--- INPUT DATA Enclosed Below ---
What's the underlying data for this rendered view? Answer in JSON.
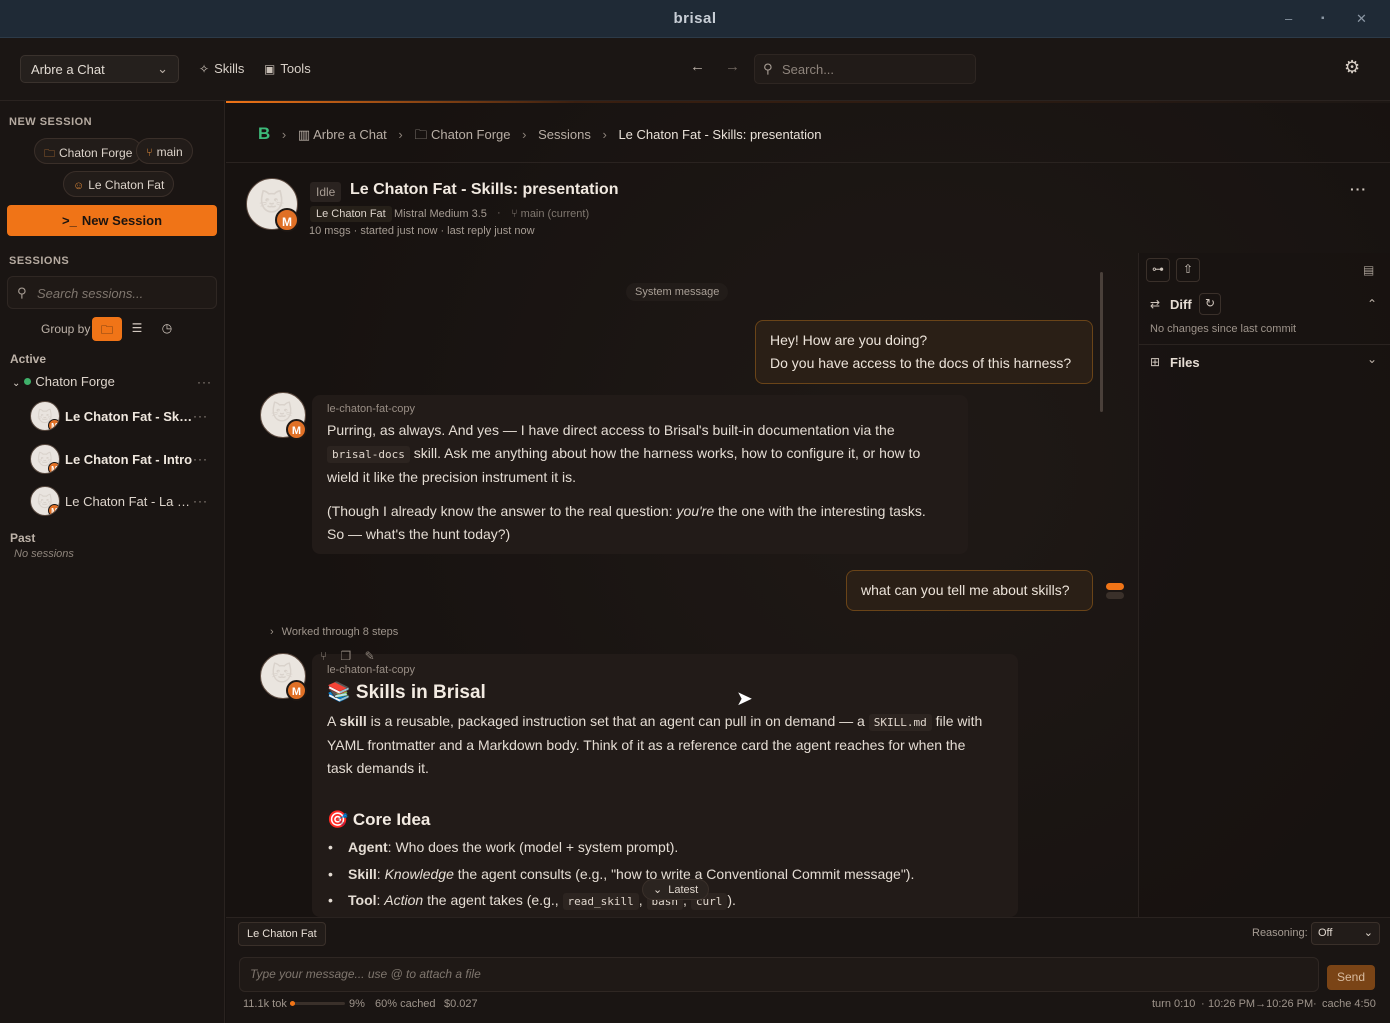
{
  "window": {
    "title": "brisal",
    "controls": [
      "–",
      "▪",
      "✕"
    ]
  },
  "topbar": {
    "project_select": "Arbre a Chat",
    "skills_label": "Skills",
    "tools_label": "Tools",
    "search_placeholder": "Search..."
  },
  "sidebar": {
    "new_session_title": "NEW SESSION",
    "chip_project": "Chaton Forge",
    "chip_branch": "main",
    "chip_agent": "Le Chaton Fat",
    "new_session_button": "New Session",
    "sessions_title": "SESSIONS",
    "search_placeholder": "Search sessions...",
    "group_by_label": "Group by",
    "active_label": "Active",
    "group_name": "Chaton Forge",
    "sessions": [
      {
        "label": "Le Chaton Fat - Skill..."
      },
      {
        "label": "Le Chaton Fat - Intro"
      },
      {
        "label": "Le Chaton Fat - La Fo..."
      }
    ],
    "past_label": "Past",
    "no_sessions": "No sessions"
  },
  "breadcrumb": {
    "logo": "B",
    "items": [
      "Arbre a Chat",
      "Chaton Forge",
      "Sessions",
      "Le Chaton Fat - Skills: presentation"
    ]
  },
  "session": {
    "status": "Idle",
    "title": "Le Chaton Fat - Skills: presentation",
    "agent": "Le Chaton Fat",
    "model": "Mistral Medium 3.5",
    "branch": "main (current)",
    "meta": "10 msgs · started just now · last reply just now",
    "avatar_badge": "M"
  },
  "chat": {
    "system_message": "System message",
    "user1_line1": "Hey! How are you doing?",
    "user1_line2": "Do you have access to the docs of this harness?",
    "sender": "le-chaton-fat-copy",
    "a1_p1a": "Purring, as always. And yes — I have direct access to Brisal's built-in documentation via the",
    "a1_code": "brisal-docs",
    "a1_p1b": "skill. Ask me anything about how the harness works, how to configure it, or how to",
    "a1_p1c": "wield it like the precision instrument it is.",
    "a1_p2a": "(Though I already know the answer to the real question:",
    "a1_p2_em": "you're",
    "a1_p2b": "the one with the interesting tasks.",
    "a1_p2c": "So — what's the hunt today?)",
    "user2": "what can you tell me about skills?",
    "worked": "Worked through 8 steps",
    "a2_heading": "📚 Skills in Brisal",
    "a2_p1_pre": "A",
    "a2_p1_bold": "skill",
    "a2_p1_mid": "is a reusable, packaged instruction set that an agent can pull in on demand — a",
    "a2_p1_code": "SKILL.md",
    "a2_p1_post": "file with",
    "a2_p1_l2": "YAML frontmatter and a Markdown body. Think of it as a reference card the agent reaches for when the",
    "a2_p1_l3": "task demands it.",
    "a2_h3": "🎯 Core Idea",
    "li1_bold": "Agent",
    "li1_text": ": Who does the work (model + system prompt).",
    "li2_bold": "Skill",
    "li2_em": "Knowledge",
    "li2_text": "the agent consults (e.g., \"how to write a Conventional Commit message\").",
    "li3_bold": "Tool",
    "li3_em": "Action",
    "li3_text": "the agent takes (e.g.,",
    "li3_code1": "read_skill",
    "li3_code2": "bash",
    "li3_code3": "curl",
    "latest": "Latest"
  },
  "right_panel": {
    "diff_label": "Diff",
    "diff_sub": "No changes since last commit",
    "files_label": "Files"
  },
  "composer": {
    "agent_tab": "Le Chaton Fat",
    "reasoning_label": "Reasoning:",
    "reasoning_value": "Off",
    "placeholder": "Type your message... use @ to attach a file",
    "send": "Send"
  },
  "stats": {
    "tokens": "11.1k tok",
    "context_percent": "9%",
    "context_fill": 0.09,
    "cached": "60% cached",
    "cost": "$0.027",
    "turn": "turn 0:10",
    "time_range": "10:26 PM→10:26 PM",
    "cache": "cache 4:50"
  },
  "colors": {
    "accent": "#f07417",
    "status_green": "#3fb06a",
    "logo_green": "#3dbb7a"
  }
}
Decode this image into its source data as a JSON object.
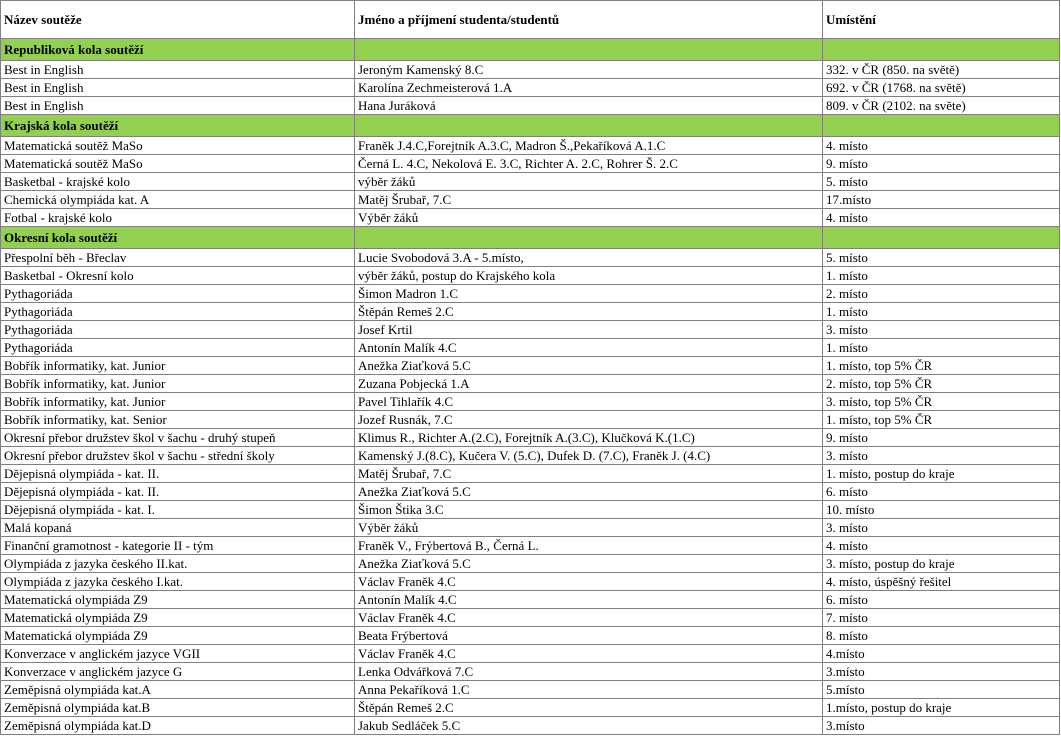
{
  "header": {
    "col1": "Název soutěže",
    "col2": "Jméno a příjmení studenta/studentů",
    "col3": "Umístění"
  },
  "colors": {
    "section_background": "#92d050",
    "border": "#7f7f7f"
  },
  "sections": [
    {
      "title": "Republiková kola soutěží",
      "rows": [
        [
          "Best in English",
          "Jeroným Kamenský 8.C",
          "332. v ČR (850. na světě)"
        ],
        [
          "Best in English",
          "Karolína Zechmeisterová 1.A",
          "692. v ČR (1768. na světě)"
        ],
        [
          "Best in English",
          "Hana Juráková",
          "809. v ČR (2102. na světe)"
        ]
      ]
    },
    {
      "title": "Krajská kola soutěží",
      "rows": [
        [
          "Matematická soutěž MaSo",
          "Franěk J.4.C,Forejtník A.3.C, Madron Š.,Pekaříková A.1.C",
          "4. místo"
        ],
        [
          "Matematická soutěž MaSo",
          "Černá L. 4.C, Nekolová E. 3.C, Richter A. 2.C, Rohrer Š. 2.C",
          "9. místo"
        ],
        [
          "Basketbal - krajské kolo",
          "výběr žáků",
          "5. místo"
        ],
        [
          "Chemická olympiáda kat. A",
          "Matěj Šrubař, 7.C",
          "17.místo"
        ],
        [
          "Fotbal - krajské kolo",
          "Výběr žáků",
          "4. místo"
        ]
      ]
    },
    {
      "title": "Okresní kola soutěží",
      "rows": [
        [
          "Přespolní běh - Břeclav",
          "Lucie Svobodová 3.A - 5.místo,",
          "5. místo"
        ],
        [
          "Basketbal - Okresní kolo",
          "výběr žáků, postup do Krajského kola",
          "1. místo"
        ],
        [
          "Pythagoriáda",
          "Šimon Madron 1.C",
          "2. místo"
        ],
        [
          "Pythagoriáda",
          "Štěpán Remeš 2.C",
          "1. místo"
        ],
        [
          "Pythagoriáda",
          "Josef Krtil",
          "3. místo"
        ],
        [
          "Pythagoriáda",
          "Antonín Malík 4.C",
          "1. místo"
        ],
        [
          "Bobřík informatiky, kat. Junior",
          "Anežka Ziaťková 5.C",
          "1. místo, top 5% ČR"
        ],
        [
          "Bobřík informatiky, kat. Junior",
          "Zuzana Pobjecká 1.A",
          "2. místo, top 5% ČR"
        ],
        [
          "Bobřík informatiky, kat. Junior",
          "Pavel Tihlařík 4.C",
          "3. místo, top 5% ČR"
        ],
        [
          "Bobřík informatiky, kat. Senior",
          "Jozef Rusnák, 7.C",
          "1. místo, top 5% ČR"
        ],
        [
          "Okresní přebor družstev škol v šachu - druhý stupeň",
          "Klimus R., Richter A.(2.C), Forejtník A.(3.C), Klučková K.(1.C)",
          "9. místo"
        ],
        [
          "Okresní přebor družstev škol v šachu - střední školy",
          "Kamenský J.(8.C), Kučera V. (5.C), Dufek D. (7.C), Franěk J. (4.C)",
          "3. místo"
        ],
        [
          "Dějepisná olympiáda - kat. II.",
          "Matěj Šrubař, 7.C",
          "1. místo, postup do kraje"
        ],
        [
          "Dějepisná olympiáda - kat. II.",
          "Anežka Ziaťková 5.C",
          "6. místo"
        ],
        [
          "Dějepisná olympiáda - kat. I.",
          "Šimon Štika 3.C",
          "10. místo"
        ],
        [
          "Malá kopaná",
          "Výběr žáků",
          "3. místo"
        ],
        [
          "Finanční gramotnost - kategorie II - tým",
          "Franěk V., Frýbertová B., Černá L.",
          "4. místo"
        ],
        [
          "Olympiáda z jazyka českého II.kat.",
          "Anežka Ziaťková 5.C",
          "3. místo, postup do kraje"
        ],
        [
          "Olympiáda z jazyka českého I.kat.",
          "Václav Franěk 4.C",
          "4. místo, úspěšný řešitel"
        ],
        [
          "Matematická olympiáda Z9",
          "Antonín Malík 4.C",
          "6. místo"
        ],
        [
          "Matematická olympiáda Z9",
          "Václav Franěk 4.C",
          "7. místo"
        ],
        [
          "Matematická olympiáda Z9",
          "Beata Frýbertová",
          "8. místo"
        ],
        [
          "Konverzace v anglickém jazyce VGII",
          "Václav Franěk 4.C",
          "4.místo"
        ],
        [
          "Konverzace v anglickém jazyce G",
          "Lenka Odvářková 7.C",
          "3.místo"
        ],
        [
          "Zeměpisná olympiáda kat.A",
          "Anna Pekaříková 1.C",
          "5.místo"
        ],
        [
          "Zeměpisná olympiáda kat.B",
          "Štěpán Remeš 2.C",
          "1.místo, postup do kraje"
        ],
        [
          "Zeměpisná olympiáda kat.D",
          "Jakub Sedláček 5.C",
          "3.místo"
        ]
      ]
    }
  ]
}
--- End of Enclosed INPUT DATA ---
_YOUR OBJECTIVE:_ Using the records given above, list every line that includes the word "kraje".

_EXPECTED ANSWER:_
          "1. místo, postup do kraje"
          "3. místo, postup do kraje"
          "1.místo, postup do kraje"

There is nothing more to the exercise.